LocationRussian Federation
Number46 (internationally recognised)
Populations156,996 (Magadan Oblast) – 7,095,120 (Moscow Oblast)
Areas15 100 km2 (Kaliningrad Oblast) - 767 900 km2 (Irkutsk Oblast)

In Russia, the oblasts are 46 administrative territories; they are one type of federal subject, the highest-level administrative division of Russian territory.[1]: 43


Oblasts are constituent political entities in a federal union with representation in the Federation Council, and serve as a first-level administrative division. Each oblast features a state government holding authority over a defined geographic territory, with a state legislature, the Oblast Duma, that is democratically elected. The governor is the highest executive position of the state government in an oblast and is elected by the people. Oblasts are divided into raions (districts), cities of oblast significance (district-equivalent independent cities), and autonomous okrugs, which are legally federal subjects equal to an oblast but are administratively subservient to one. Two oblasts have autonomous okrugs: Arkhangelsk Oblast (Nenets Autonomous Okrug) and Tyumen Oblast (Khanty-Mansi Autonomous Okrug and Yamalo-Nenets Autonomous Okrug).

The term oblast can be translated into English as "province" or "region", and there are currently 46 oblasts, the most common type of the 85 federal subjects in Russia.[1] The majority of oblasts are named after their administrative center, the official term for a capital city in an oblast, which is generally the largest city. Exceptions to this include Leningrad Oblast and Moscow Oblast, which have no official capital, and Sakhalin Oblast, which is named after a geographic location. Leningrad Oblast and Sverdlovsk Oblast retain the previous names of Saint Petersburg and Yekaterinburg, respectively. Oblasts are typically areas that are predominantly populated by ethnic Russians and native Russian language speakers, and are mostly located in European Russia. The largest oblast by geographic size is Tyumen Oblast at 1,435,200 km2 (excluding autonomous okrugs Irkutsk Oblast is the largest at 767,900 km2) and the smallest is Kaliningrad Oblast at 15,100 km2. The most populous oblast is Moscow Oblast at 7,095,120 and the least populous is Magadan Oblast at 156,996.

Krais, another type of federal subject, are legally identical to oblasts and the difference between a political entity with the name "oblast" and one named "krai" is purely traditional.


In the Russian Empire, oblasts were a third-level administrative division, organized in 1849 and few in number, dividing the larger guberniyas (governorates) within the first-level krais.
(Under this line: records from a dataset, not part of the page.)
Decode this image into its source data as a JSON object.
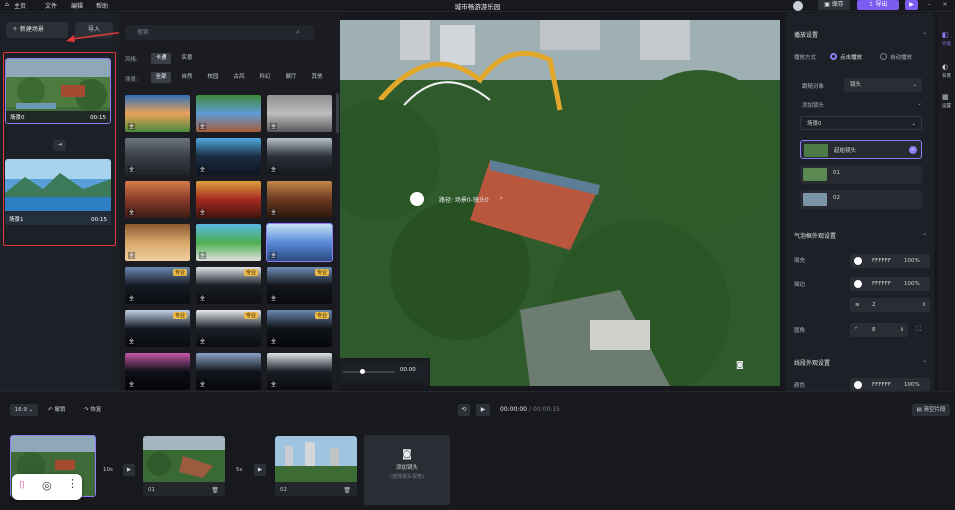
{
  "topbar": {
    "home": "主页",
    "menus": [
      "文件",
      "编辑",
      "帮助"
    ],
    "title": "城市畅游游乐园",
    "save": "保存",
    "export": "导出"
  },
  "left_panel": {
    "add_scene": "新建场景",
    "import": "导入",
    "scenes": [
      {
        "label": "场景0",
        "duration": "00:15"
      },
      {
        "label": "场景1",
        "duration": "00:15"
      }
    ]
  },
  "resources": {
    "search_placeholder": "搜索",
    "style_label": "风格:",
    "styles": [
      "卡通",
      "实景"
    ],
    "type_label": "场景:",
    "types": [
      "全部",
      "自然",
      "校园",
      "古风",
      "科幻",
      "展厅",
      "其他"
    ],
    "tags": {
      "quanjing": "全",
      "pro": "专业"
    }
  },
  "preview": {
    "camera_path": "路径: 场景0-镜头0",
    "time": "00.00"
  },
  "right_panel": {
    "section_title": "播放设置",
    "play_mode_label": "播放方式",
    "play_modes": [
      "点击播放",
      "自动播放"
    ],
    "target_label": "跟随对象",
    "target_value": "镜头",
    "add_camera_label": "添加镜头",
    "scene_select": "场景0",
    "cameras": [
      "起始镜头",
      "01",
      "02"
    ],
    "bubble_section": "气泡框外观设置",
    "fill_label": "填充",
    "fill_color": "FFFFFF",
    "fill_opacity": "100%",
    "border_label": "描边",
    "border_color": "FFFFFF",
    "border_opacity": "100%",
    "border_width": "2",
    "radius_label": "圆角",
    "radius_value": "8",
    "line_section": "线段外观设置",
    "line_color_label": "颜色",
    "line_color": "FFFFFF",
    "line_opacity": "100%",
    "side_tabs": [
      "外观",
      "背景",
      "设置"
    ]
  },
  "timeline": {
    "ratio": "16:9",
    "undo": "撤销",
    "redo": "恢复",
    "time_current": "00:00:00",
    "time_total": "00:00:15",
    "clear": "清空片段",
    "clips": [
      {
        "name": "01"
      },
      {
        "name": "02"
      }
    ],
    "transitions": [
      "10s",
      "5s"
    ],
    "add_camera": "添加镜头",
    "add_camera_hint": "(选择镜头视角)"
  },
  "colors": {
    "accent": "#7a5cf0",
    "highlight": "#e03a3a"
  }
}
Following the numerous administration reforms during the Soviet era, the number of oblasts gradually increased as they became the primary top-level administrative division of the Soviet Socialist Republics (SSRs), the constituent political entities of the Soviet Union. These oblasts held very little autonomy or power, but when the Soviet Union dissolved into sovereign states along the lines of the SSRs, they became the first-level administrative divisions. The oblasts of the Russian SFSR, which transitioned into the Russian Federation, became the first-level administrative divisions of the new country and received greater devolved power.

During the 2022 Russian invasion of Ukraine, Russia annexed the Donetsk, Kherson, Luhansk and Zaporizhzhia regions of Ukraine.[2] While Donetsk and Luhansk were incorporated as republics, having their respective separate constitutions adopted since 2014 back when they were two breakaway states of Ukraine, Kherson and Zaporizhzhia were annexed de jure, but not de facto, as regular oblasts. Including these, the Kremlin claims a total of 48 oblasts. The four regions remain internationally recognized as part of Ukraine and are only partially occupied by Russia and its control of the territory is not assured.[1]: 5–6, 16



  1. ^ a b c Heaney, Dominic, ed. (2023). The Territories of the Russian Federation 2023 (24th ed.). Abingdon: Routledge. ISBN 9781032469744.
  2. ^ "U.S. imposes new sanctions over Russia's illegal annexation". The Washington Post. 30 September 2022. Retrieved 30 September 2022.